The deal kept oil flowing into a dependent industrial world, and provided time for Arab oil producers to develop their technical and marketing expertise. These developments ultimately led to a colossal prosperity for the Gulf states and a radical shift in economic and political power in the region.
In 1973, after Israel defeated Egypt and Syria in the Yom Kippur War and demanded that Arab leaders use oil as a political weapon, Mr. Yamani instituted an embargo to pressure the United States and other allies to withdraw their support for Israel and Israel. To withdraw from the occupied Arab territories. The embargo has caused shock waves around the world, fractured NATO, and leaned Japan and other countries toward the Arabs.
But the United States stood by. President Richard Nixon created an energy caesar. It imposed gasoline rationing and price controls. There were long lines and occasional pump fights. While inflation has continued for years, there has been a new focus on energy exploration and conservation, including, for some time, a national speed limit of 55 mph on highways.
A tall man with deep eyes and a small Van Dyck beard, Yamani struck Westerners as generous, shrewd, and diligent.
“He speaks calmly and never knocks on the table,” one US oil executive told The New York Times. “When discussions get heated, he becomes more patient. In the end, he makes his way with what appears to be a nice plausibility, but it’s kind of tough.”
In 1975, Mr. Yamani had two faces of violence. His patron King Faisal was assassinated by his nephew in Riyadh. Nine months later, he and other OPEC ministers were taken hostage by terrorists led by Elish Ramirez Sanchez, also known as Carlos the Fox.
For years after the embargo, Mr. Yamani has struggled to rein in oil prices, believing that the long-term Saudi interest is to prolong the global dependence on affordable oil. But the overthrow of the Shah of Iran in the 1979 Islamic Revolution sparked an energy crisis.

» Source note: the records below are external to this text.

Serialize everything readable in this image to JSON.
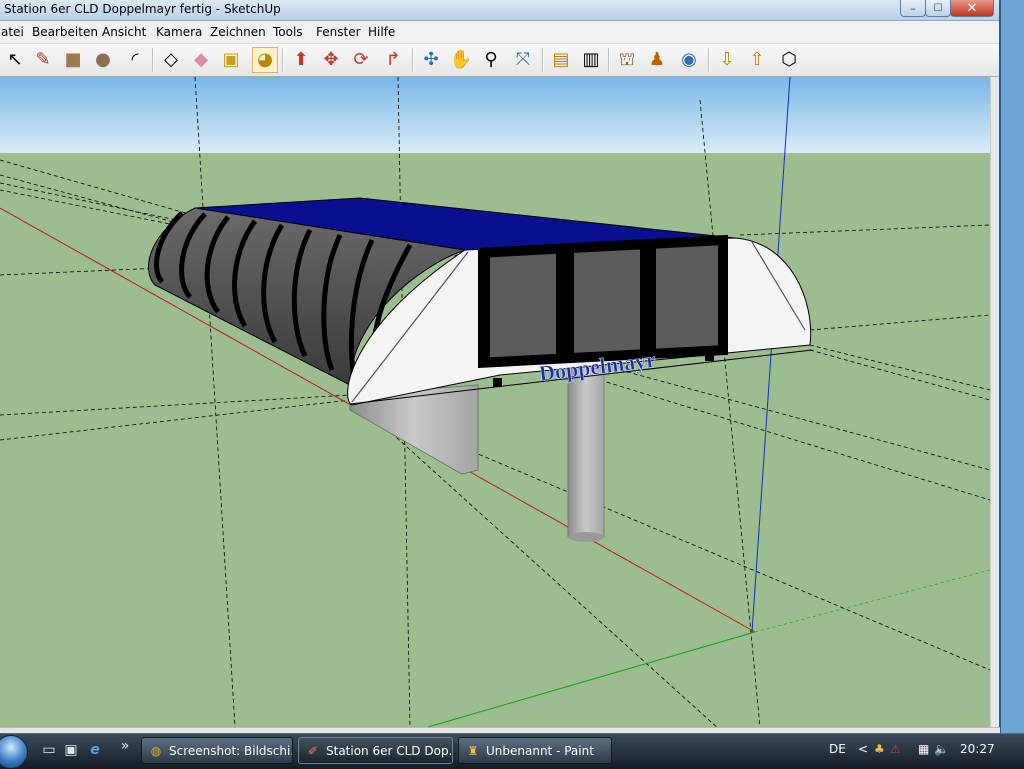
{
  "window": {
    "title": "Station 6er CLD Doppelmayr fertig - SketchUp",
    "controls": {
      "minimize": "–",
      "maximize": "☐",
      "close": "✕"
    }
  },
  "menu": [
    "atei",
    "Bearbeiten",
    "Ansicht",
    "Kamera",
    "Zeichnen",
    "Tools",
    "Fenster",
    "Hilfe"
  ],
  "toolbar": {
    "tools": [
      {
        "name": "select-icon",
        "glyph": "↖"
      },
      {
        "name": "pencil-icon",
        "glyph": "✎",
        "color": "#c0392b"
      },
      {
        "name": "rectangle-icon",
        "glyph": "■",
        "color": "#9a7b4f"
      },
      {
        "name": "circle-icon",
        "glyph": "●",
        "color": "#8b6e4e"
      },
      {
        "name": "arc-icon",
        "glyph": "◜"
      },
      {
        "name": "make-component-icon",
        "glyph": "◇"
      },
      {
        "name": "eraser-icon",
        "glyph": "◆",
        "color": "#e08aa0"
      },
      {
        "name": "tape-measure-icon",
        "glyph": "▣",
        "color": "#c8a020"
      },
      {
        "name": "paint-bucket-icon",
        "glyph": "◕",
        "color": "#b8860b",
        "active": true
      },
      {
        "name": "push-pull-icon",
        "glyph": "⬆",
        "color": "#c0392b"
      },
      {
        "name": "move-icon",
        "glyph": "✥",
        "color": "#c0392b"
      },
      {
        "name": "rotate-icon",
        "glyph": "⟳",
        "color": "#c0392b"
      },
      {
        "name": "follow-me-icon",
        "glyph": "↱",
        "color": "#c0392b"
      },
      {
        "name": "orbit-icon",
        "glyph": "✣",
        "color": "#2f6fb6"
      },
      {
        "name": "pan-icon",
        "glyph": "✋"
      },
      {
        "name": "zoom-icon",
        "glyph": "⚲"
      },
      {
        "name": "zoom-extents-icon",
        "glyph": "⤧",
        "color": "#2f6fb6"
      },
      {
        "name": "previous-view-icon",
        "glyph": "▤",
        "color": "#b8860b"
      },
      {
        "name": "next-view-icon",
        "glyph": "▥"
      },
      {
        "name": "position-camera-icon",
        "glyph": "⛫",
        "color": "#8b5a2b"
      },
      {
        "name": "walk-icon",
        "glyph": "♟",
        "color": "#c06000"
      },
      {
        "name": "look-around-icon",
        "glyph": "◉",
        "color": "#2f6fb6"
      },
      {
        "name": "get-models-icon",
        "glyph": "⇩",
        "color": "#b8860b"
      },
      {
        "name": "share-model-icon",
        "glyph": "⇧",
        "color": "#b8860b"
      },
      {
        "name": "share-component-icon",
        "glyph": "⬡"
      }
    ]
  },
  "scene": {
    "logo_text": "Doppelmayr",
    "colors": {
      "sky_top": "#7ab6e6",
      "sky_bottom": "#d9ecf8",
      "ground": "#9bbd8f",
      "roof": "#08108f",
      "logo": "#1a2fb0"
    }
  },
  "taskbar": {
    "tasks": [
      {
        "name": "task-chrome",
        "icon": "chrome-icon",
        "glyph": "◍",
        "label": "Screenshot: Bildschi...",
        "active": false
      },
      {
        "name": "task-sketchup",
        "icon": "sketchup-icon",
        "glyph": "✐",
        "label": "Station 6er CLD Dop...",
        "active": true
      },
      {
        "name": "task-paint",
        "icon": "paint-icon",
        "glyph": "♜",
        "label": "Unbenannt - Paint",
        "active": false
      }
    ],
    "overflow": "»",
    "tray": {
      "language": "DE",
      "chevron": "<",
      "time": "20:27"
    }
  }
}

Iranian production fell, prices rose, panic buying began, rising OPEC stocks flooded the market and prices fell again.
In 1986, after the prolonged global oil glut and disputes between Mr. Yamani and the royal family over quotas and prices, King Fahd sacked the oil minister, Ending his 24 years as the most famous member of the Kingdom of Saudi Arabia without a member of the royal family.
Ahmed Zaki Yamani was born on June 30, 1930 in Mecca, the holy Islamic city of Hajj, and is one of three sons of Hassan Yamani, the judge of Islamic law. The surname originated in Yemen, the land of its ancestors. The boy was religious, and would wake up early to pray before school. Sent abroad for higher education, and obtained degrees from King Fouad I University in Cairo in 1951, New York University in 1955 and Harvard Law School in 1956.
He and Laila Suleiman Al-Fadhihi married in 1955 and has three children. His second wife, Tamam Anbar. They married in 1975 and have five children.
In 1958, the royal family recruited him to advise Crown Prince Faisal, and his rise was rapid. In the year he was minister of state without portfolio, and by 1962 minister of oil. In 1963, Mr. Yamani and Aramco founded the Saudi College of Petroleum and Minerals, to teach oil industry experience to Arab students.
After his dismissal from the position of Minister of Oil, Mr. Yamani became a consultant, businessman and investor, and settled in Crans-sur-Seire, Switzerland. In 1982, he joined other financiers at Investcorp, a Bahrain-based private equity firm. In 1990, he founded the Center for Global Energy Research, a market analysis group in London. An autobiography, “Yamani: The Inside Story”, was published by Geoffrey Robinson in 1989.
Ben Hubbard Contribute to reporting.